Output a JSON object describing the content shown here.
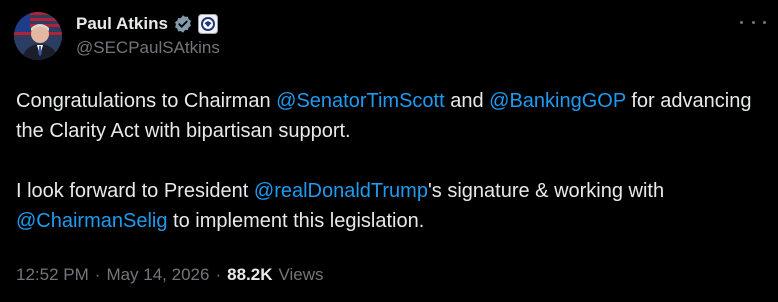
{
  "author": {
    "display_name": "Paul Atkins",
    "handle": "@SECPaulSAtkins",
    "verified_badge_icon": "verified-check-icon",
    "affiliate_badge_icon": "sec-seal-icon"
  },
  "tweet": {
    "paragraph1": {
      "t1": "Congratulations to Chairman ",
      "m1": "@SenatorTimScott",
      "t2": " and ",
      "m2": "@BankingGOP",
      "t3": " for advancing the Clarity Act with bipartisan support."
    },
    "paragraph2": {
      "t1": "I look forward to President ",
      "m1": "@realDonaldTrump",
      "t2": "'s signature & working with ",
      "m2": "@ChairmanSelig",
      "t3": " to implement this legislation."
    }
  },
  "meta": {
    "time": "12:52 PM",
    "sep1": "·",
    "date": "May 14, 2026",
    "sep2": "·",
    "views_count": "88.2K",
    "views_label": "Views"
  },
  "colors": {
    "background": "#000000",
    "text": "#e7e9ea",
    "secondary": "#71767b",
    "accent": "#1d9bf0"
  }
}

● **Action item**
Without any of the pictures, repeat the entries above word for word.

● **Answer box**
Output a JSON object describing the content shown here.
{
  "author": {
    "display_name": "Paul Atkins",
    "handle": "@SECPaulSAtkins",
    "verified_badge_icon": "verified-check-icon",
    "affiliate_badge_icon": "sec-seal-icon"
  },
  "tweet": {
    "paragraph1": {
      "t1": "Congratulations to Chairman ",
      "m1": "@SenatorTimScott",
      "t2": " and ",
      "m2": "@BankingGOP",
      "t3": " for advancing the Clarity Act with bipartisan support."
    },
    "paragraph2": {
      "t1": "I look forward to President ",
      "m1": "@realDonaldTrump",
      "t2": "'s signature & working with ",
      "m2": "@ChairmanSelig",
      "t3": " to implement this legislation."
    }
  },
  "meta": {
    "time": "12:52 PM",
    "sep1": "·",
    "date": "May 14, 2026",
    "sep2": "·",
    "views_count": "88.2K",
    "views_label": "Views"
  },
  "colors": {
    "background": "#000000",
    "text": "#e7e9ea",
    "secondary": "#71767b",
    "accent": "#1d9bf0"
  }
}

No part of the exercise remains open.